PhD Candidate in Behavioural Science
I am currently studying manifestations of self-control and impulsivity. My project aims to identify ways to help individuals and groups improve their decision-making by controlling, or not controlling, their impulses in intertemporal, addictive, and prosocial choice contexts.
I started my PhD in 2019 at Monash University and University of Warwick, funded by the Monash Warwick Alliance. I am passionate about creating research output that could help the general public. I endeavour to make my research as open and transparent as I can. Along those same lines, I am a signatory of the Peer Review Openness Initiative. Read more about it here.
My supervisors are Jakob Hohwy, Lukasz Walasek, and Antonio Verdejo-Garcia.

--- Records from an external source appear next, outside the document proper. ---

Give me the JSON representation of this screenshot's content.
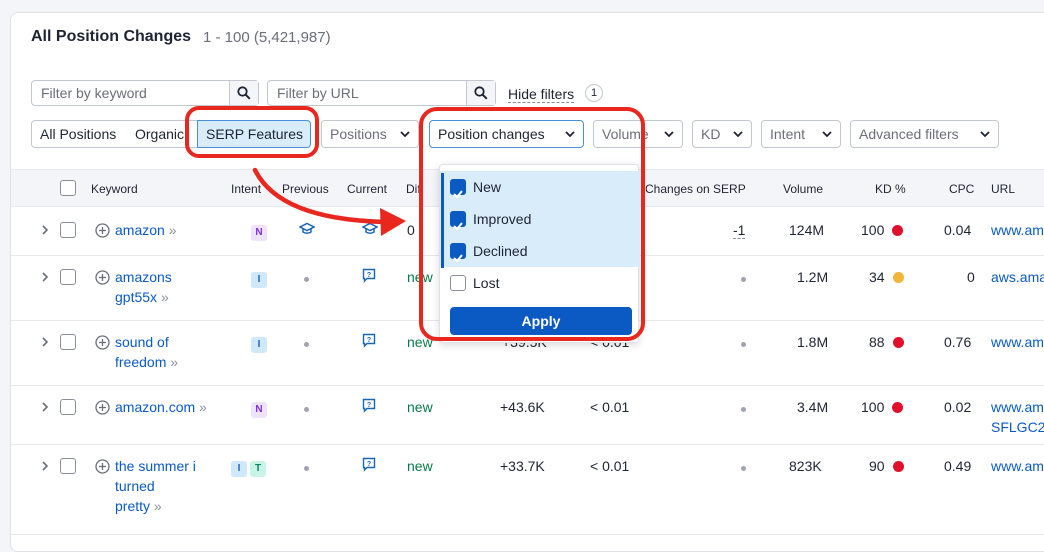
{
  "header": {
    "title": "All Position Changes",
    "count": "1 - 100 (5,421,987)"
  },
  "filters": {
    "keyword_placeholder": "Filter by keyword",
    "url_placeholder": "Filter by URL",
    "hide_filters": "Hide filters",
    "hide_filters_count": "1"
  },
  "segments": [
    "All Positions",
    "Organic",
    "SERP Features"
  ],
  "dropdowns": [
    "Positions",
    "Position changes",
    "Volume",
    "KD",
    "Intent",
    "Advanced filters"
  ],
  "columns": {
    "keyword": "Keyword",
    "intent": "Intent",
    "previous": "Previous",
    "current": "Current",
    "diff": "Dif.",
    "changes": "Changes on SERP",
    "volume": "Volume",
    "kd": "KD %",
    "cpc": "CPC",
    "url": "URL"
  },
  "rows": [
    {
      "kw1": "amazon",
      "kw2": "",
      "kw3": "",
      "intents": [
        "N"
      ],
      "diff": "0",
      "traffic": "",
      "share": "",
      "changes": "-1",
      "volume": "124M",
      "kd": "100",
      "kd_color": "#e0102d",
      "cpc": "0.04",
      "url1": "www.am",
      "url2": ""
    },
    {
      "kw1": "amazons",
      "kw2": "gpt55x",
      "kw3": "",
      "intents": [
        "I"
      ],
      "diff": "new",
      "traffic": "",
      "share": "",
      "changes": "",
      "volume": "1.2M",
      "kd": "34",
      "kd_color": "#f2b53a",
      "cpc": "0",
      "url1": "aws.ama",
      "url2": ""
    },
    {
      "kw1": "sound of",
      "kw2": "freedom",
      "kw3": "",
      "intents": [
        "I"
      ],
      "diff": "new",
      "traffic": "+39.5K",
      "share": "< 0.01",
      "changes": "",
      "volume": "1.8M",
      "kd": "88",
      "kd_color": "#e0102d",
      "cpc": "0.76",
      "url1": "www.am",
      "url2": ""
    },
    {
      "kw1": "amazon.com",
      "kw2": "",
      "kw3": "",
      "intents": [
        "N"
      ],
      "diff": "new",
      "traffic": "+43.6K",
      "share": "< 0.01",
      "changes": "",
      "volume": "3.4M",
      "kd": "100",
      "kd_color": "#e0102d",
      "cpc": "0.02",
      "url1": "www.am",
      "url2": "SFLGC2"
    },
    {
      "kw1": "the summer i",
      "kw2": "turned",
      "kw3": "pretty",
      "intents": [
        "I",
        "T"
      ],
      "diff": "new",
      "traffic": "+33.7K",
      "share": "< 0.01",
      "changes": "",
      "volume": "823K",
      "kd": "90",
      "kd_color": "#e0102d",
      "cpc": "0.49",
      "url1": "www.am",
      "url2": ""
    }
  ],
  "popup": {
    "options": [
      {
        "label": "New",
        "checked": true
      },
      {
        "label": "Improved",
        "checked": true
      },
      {
        "label": "Declined",
        "checked": true
      },
      {
        "label": "Lost",
        "checked": false
      }
    ],
    "apply": "Apply"
  },
  "colors": {
    "accent": "#0b5ac4",
    "annotation": "#e8271f"
  }
}
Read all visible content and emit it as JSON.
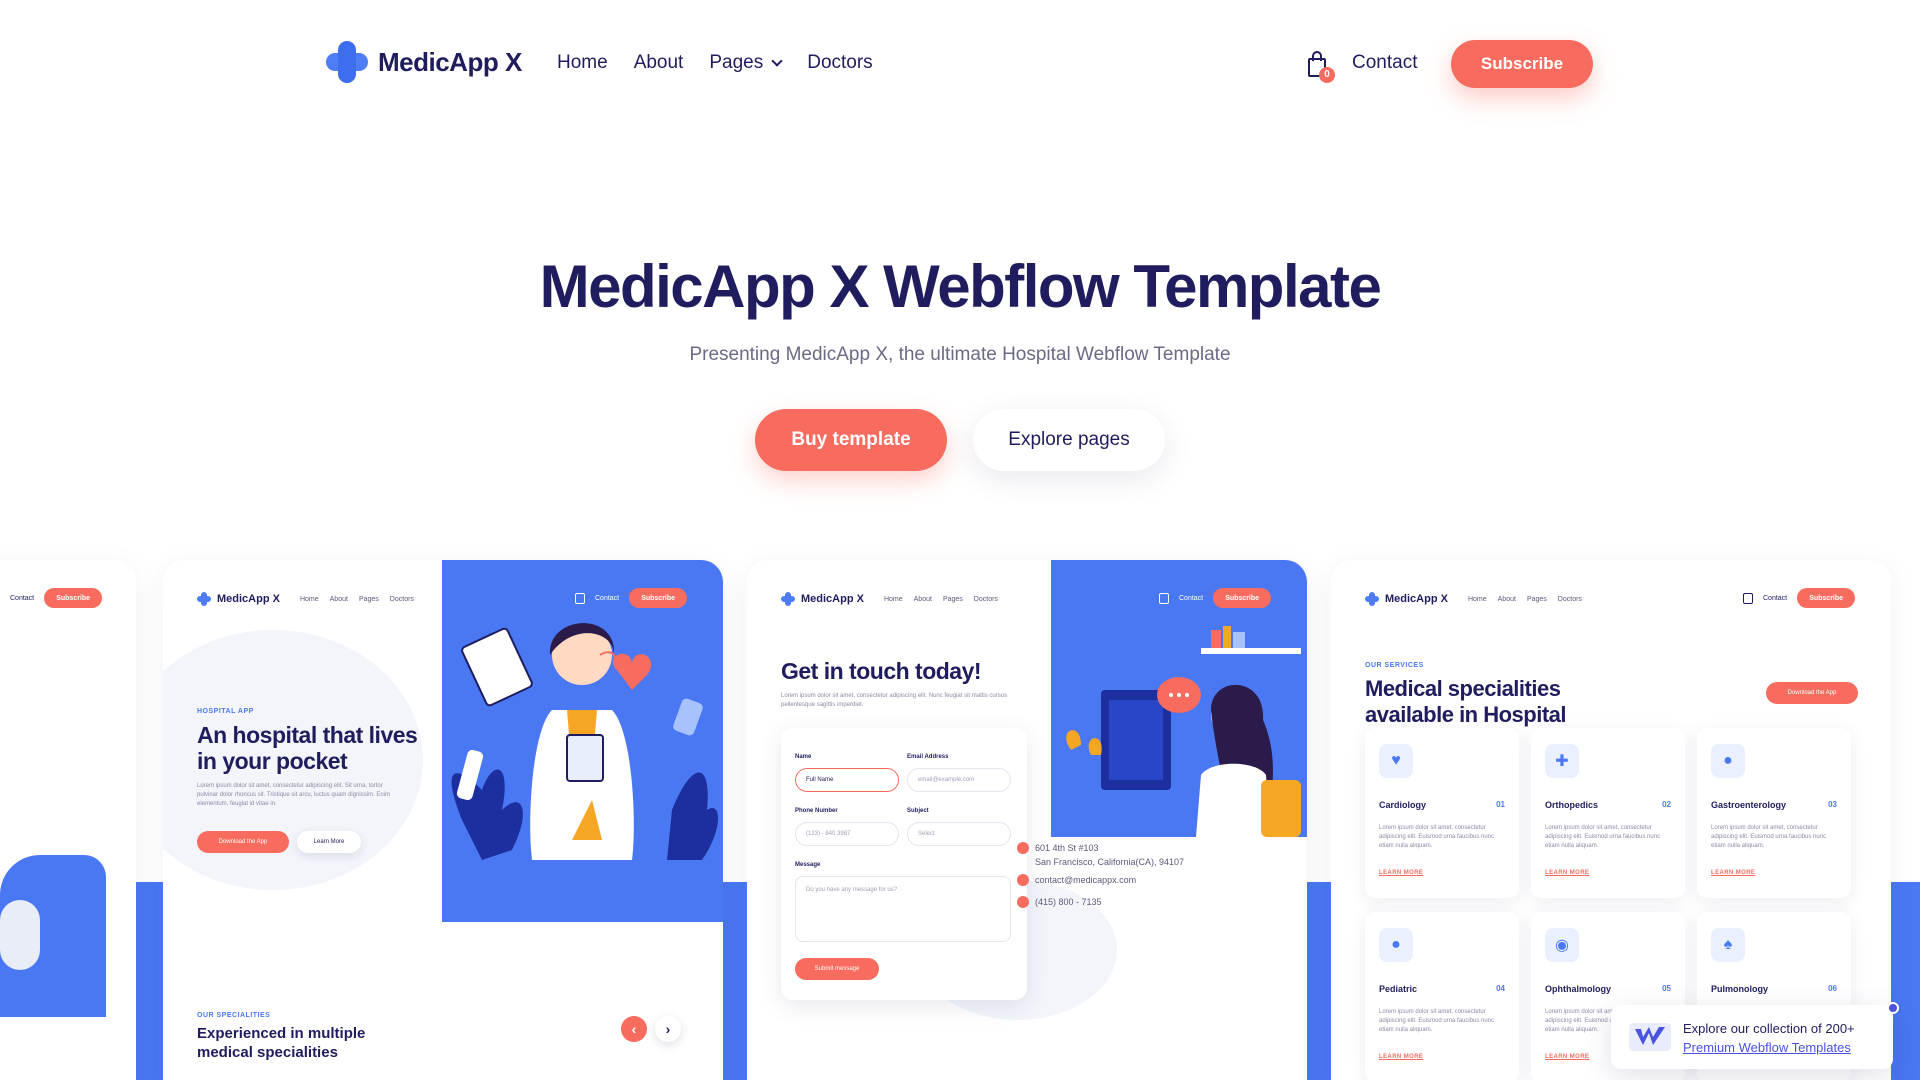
{
  "nav": {
    "brand": "MedicApp X",
    "links": [
      "Home",
      "About",
      "Pages",
      "Doctors"
    ],
    "cart_count": "0",
    "contact": "Contact",
    "subscribe": "Subscribe"
  },
  "hero": {
    "title": "MedicApp X Webflow Template",
    "subtitle": "Presenting MedicApp X, the ultimate Hospital Webflow Template",
    "buy_button": "Buy template",
    "explore_button": "Explore pages"
  },
  "previews": {
    "mini_nav": {
      "brand": "MedicApp X",
      "links": [
        "Home",
        "About",
        "Pages",
        "Doctors"
      ],
      "contact": "Contact",
      "subscribe": "Subscribe"
    },
    "home": {
      "eyebrow": "HOSPITAL APP",
      "title": "An hospital that lives in your pocket",
      "body": "Lorem ipsum dolor sit amet, consectetur adipiscing elit. Sit urna, tortor pulvinar dolor rhoncus sit. Tristique sit arcu, luctus quam dignissim. Enim elementum, feugiat id vitae in.",
      "primary_btn": "Download the App",
      "secondary_btn": "Learn More",
      "specialities_eyebrow": "OUR SPECIALITIES",
      "specialities_title": "Experienced in multiple medical specialities",
      "prev_arrow": "‹",
      "next_arrow": "›"
    },
    "contact": {
      "title": "Get in touch today!",
      "body": "Lorem ipsum dolor sit amet, consectetur adipiscing elit. Nunc feugiat sit mattis cursus pellentesque sagittis imperdiet.",
      "fields": {
        "name_label": "Name",
        "name_value": "Full Name",
        "email_label": "Email Address",
        "email_placeholder": "email@example.com",
        "phone_label": "Phone Number",
        "phone_placeholder": "(123) - 840 3987",
        "subject_label": "Subject",
        "subject_value": "Select",
        "message_label": "Message",
        "message_placeholder": "Do you have any message for us?"
      },
      "submit": "Submit message",
      "address_line1": "601 4th St #103",
      "address_line2": "San Francisco, California(CA), 94107",
      "email": "contact@medicappx.com",
      "phone": "(415) 800 - 7135"
    },
    "services": {
      "eyebrow": "OUR SERVICES",
      "title": "Medical specialities available in Hospital",
      "cta": "Download the App",
      "tile_body": "Lorem ipsum dolor sit amet, consectetur adipiscing elit. Euismod urna faucibus nunc etiam nulla aliquam.",
      "tile_link": "LEARN MORE",
      "tiles": [
        {
          "name": "Cardiology",
          "num": "01",
          "icon": "heart-icon"
        },
        {
          "name": "Orthopedics",
          "num": "02",
          "icon": "bone-icon"
        },
        {
          "name": "Gastroenterology",
          "num": "03",
          "icon": "stomach-icon"
        },
        {
          "name": "Pediatric",
          "num": "04",
          "icon": "teddy-bear-icon"
        },
        {
          "name": "Ophthalmology",
          "num": "05",
          "icon": "eye-icon"
        },
        {
          "name": "Pulmonology",
          "num": "06",
          "icon": "lungs-icon"
        }
      ]
    }
  },
  "promo": {
    "line1": "Explore our collection of 200+",
    "link": "Premium Webflow Templates"
  },
  "colors": {
    "navy": "#1f1d5e",
    "coral": "#f76c5e",
    "blue": "#4a78f3"
  }
}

Before I came to Australia, I completed a Bachelor of Economics and Business Economics at Erasmus University Rotterdam, and a Master of Behavioural and Economic Science at the University of Warwick.
Highlighted Research Output
Impulsivity and Self-Control as Timeless Concepts
In this article, we argue that impulsivity and self-control are not straightforwardly implicated in intertemporal choice tasks. We pose questions such as "Can you use your self-control to do things that are only advantageous in the present?", and "Can you be future-oriented and impulsive simultaneously?". You can find the preprint here.
The Self-Isolation Game
Together with my supervisors Lukasz Walasek and Jakob Hohwy, I developed a game that investigates the influence of social norms on decisions of self-isolation during the pandemic. Find the article here.
Changing Pandemic Behaviour with a Chatbot
In a multi-industry collaboration between Monash Health, Monash Centre for Consciousness and Contemplative Studies, Turner Institute for Brain and Mental Health, Torus Games, and inGenious AI, we developed a chatbot with behavioural interventions designed to improve decision making during the pandemic. Find it here.
Risk perception and communication during the pandemic
We studied whether we could alter people's attitudes towards leaving the house during lockdown through simple communication prompts. Find it here.